BEGIN

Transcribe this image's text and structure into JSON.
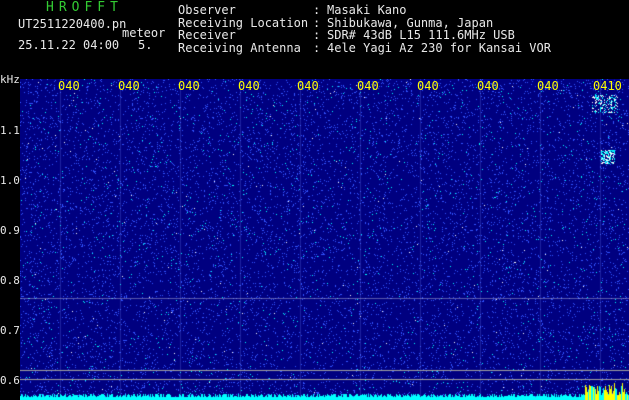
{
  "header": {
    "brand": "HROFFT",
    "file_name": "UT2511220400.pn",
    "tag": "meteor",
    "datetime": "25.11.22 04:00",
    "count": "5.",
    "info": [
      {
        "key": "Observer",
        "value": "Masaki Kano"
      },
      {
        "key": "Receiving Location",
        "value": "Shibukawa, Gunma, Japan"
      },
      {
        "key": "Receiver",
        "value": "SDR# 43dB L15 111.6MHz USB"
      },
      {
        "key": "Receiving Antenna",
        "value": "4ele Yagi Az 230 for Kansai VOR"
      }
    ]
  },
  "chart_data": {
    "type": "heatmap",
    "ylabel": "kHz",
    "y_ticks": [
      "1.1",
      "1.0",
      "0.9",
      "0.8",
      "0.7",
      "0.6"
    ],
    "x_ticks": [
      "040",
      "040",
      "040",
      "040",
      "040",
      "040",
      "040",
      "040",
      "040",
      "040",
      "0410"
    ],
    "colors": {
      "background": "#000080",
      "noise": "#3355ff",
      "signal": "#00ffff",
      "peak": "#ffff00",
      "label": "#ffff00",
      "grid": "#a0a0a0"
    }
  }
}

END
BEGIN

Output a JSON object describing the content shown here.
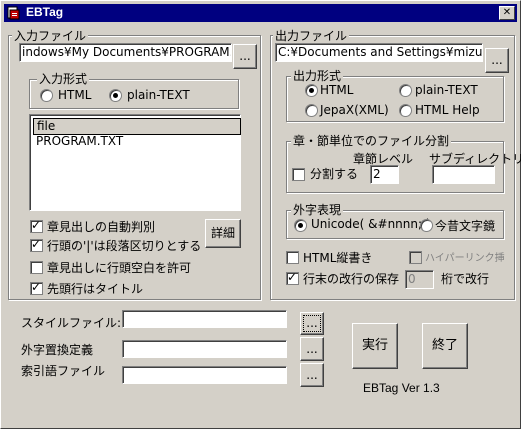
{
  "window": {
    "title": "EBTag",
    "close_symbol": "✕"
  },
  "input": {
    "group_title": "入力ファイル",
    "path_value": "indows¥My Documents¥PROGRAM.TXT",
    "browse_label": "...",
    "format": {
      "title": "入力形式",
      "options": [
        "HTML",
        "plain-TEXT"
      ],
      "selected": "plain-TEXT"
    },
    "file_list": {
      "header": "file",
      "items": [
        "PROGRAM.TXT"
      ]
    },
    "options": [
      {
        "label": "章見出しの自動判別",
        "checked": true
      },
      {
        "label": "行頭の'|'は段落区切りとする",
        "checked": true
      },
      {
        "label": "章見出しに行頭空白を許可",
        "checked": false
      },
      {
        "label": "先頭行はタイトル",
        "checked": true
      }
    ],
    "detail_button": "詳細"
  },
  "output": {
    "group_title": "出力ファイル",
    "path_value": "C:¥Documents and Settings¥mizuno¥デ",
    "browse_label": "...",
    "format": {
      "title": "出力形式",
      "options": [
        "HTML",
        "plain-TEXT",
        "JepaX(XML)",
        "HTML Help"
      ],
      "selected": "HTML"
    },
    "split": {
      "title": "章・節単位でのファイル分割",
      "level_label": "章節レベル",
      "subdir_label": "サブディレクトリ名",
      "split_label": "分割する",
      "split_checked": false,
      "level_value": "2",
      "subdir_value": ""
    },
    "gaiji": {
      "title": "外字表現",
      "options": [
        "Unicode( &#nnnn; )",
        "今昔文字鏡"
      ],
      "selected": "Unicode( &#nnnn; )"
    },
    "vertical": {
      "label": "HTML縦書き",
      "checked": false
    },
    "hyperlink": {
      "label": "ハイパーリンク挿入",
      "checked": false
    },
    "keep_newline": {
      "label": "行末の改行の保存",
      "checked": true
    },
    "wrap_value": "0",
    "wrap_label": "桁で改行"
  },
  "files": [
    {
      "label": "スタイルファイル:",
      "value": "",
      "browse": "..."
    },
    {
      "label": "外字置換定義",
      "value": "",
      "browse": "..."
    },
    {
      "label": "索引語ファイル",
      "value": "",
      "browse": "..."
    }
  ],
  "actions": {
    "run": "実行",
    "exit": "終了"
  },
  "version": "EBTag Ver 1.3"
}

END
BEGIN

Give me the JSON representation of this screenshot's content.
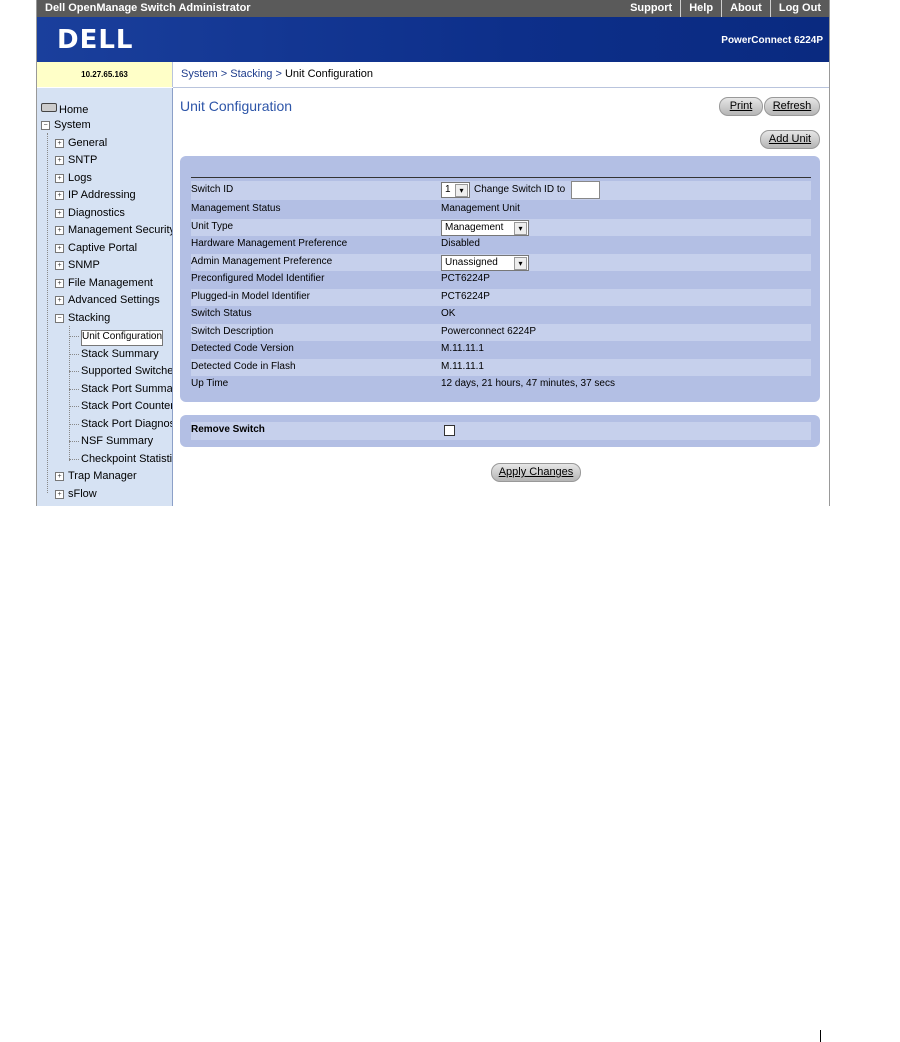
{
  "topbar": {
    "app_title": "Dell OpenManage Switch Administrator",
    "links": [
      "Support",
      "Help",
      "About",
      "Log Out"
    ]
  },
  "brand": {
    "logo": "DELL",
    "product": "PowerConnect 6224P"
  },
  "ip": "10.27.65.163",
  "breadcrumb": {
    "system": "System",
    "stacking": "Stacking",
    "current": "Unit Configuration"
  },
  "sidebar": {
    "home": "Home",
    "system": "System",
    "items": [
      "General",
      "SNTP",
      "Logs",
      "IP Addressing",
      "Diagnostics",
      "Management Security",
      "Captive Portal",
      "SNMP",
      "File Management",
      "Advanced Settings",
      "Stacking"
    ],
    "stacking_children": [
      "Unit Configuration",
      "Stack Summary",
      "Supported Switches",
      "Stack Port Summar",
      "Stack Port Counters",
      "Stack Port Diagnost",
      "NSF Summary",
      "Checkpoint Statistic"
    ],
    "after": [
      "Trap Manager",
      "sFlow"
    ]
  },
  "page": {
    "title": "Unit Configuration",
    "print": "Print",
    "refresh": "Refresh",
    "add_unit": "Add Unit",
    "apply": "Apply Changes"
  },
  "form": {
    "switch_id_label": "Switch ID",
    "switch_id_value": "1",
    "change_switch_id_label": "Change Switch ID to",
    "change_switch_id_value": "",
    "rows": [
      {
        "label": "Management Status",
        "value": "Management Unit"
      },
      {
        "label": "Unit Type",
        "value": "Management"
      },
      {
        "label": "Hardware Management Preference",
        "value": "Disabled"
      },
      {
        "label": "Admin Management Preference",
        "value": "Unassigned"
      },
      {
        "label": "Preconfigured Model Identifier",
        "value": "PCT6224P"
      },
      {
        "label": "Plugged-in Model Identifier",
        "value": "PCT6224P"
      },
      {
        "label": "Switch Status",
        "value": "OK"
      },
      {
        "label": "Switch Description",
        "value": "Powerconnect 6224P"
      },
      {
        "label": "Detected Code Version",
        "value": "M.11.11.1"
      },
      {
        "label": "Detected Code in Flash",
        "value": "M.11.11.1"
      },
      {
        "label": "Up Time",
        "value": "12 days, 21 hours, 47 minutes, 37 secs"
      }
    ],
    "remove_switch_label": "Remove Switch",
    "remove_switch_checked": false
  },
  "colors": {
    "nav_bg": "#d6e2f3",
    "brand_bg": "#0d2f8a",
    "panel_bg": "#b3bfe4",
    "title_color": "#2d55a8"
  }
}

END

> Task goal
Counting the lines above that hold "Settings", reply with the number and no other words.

> Task answer
2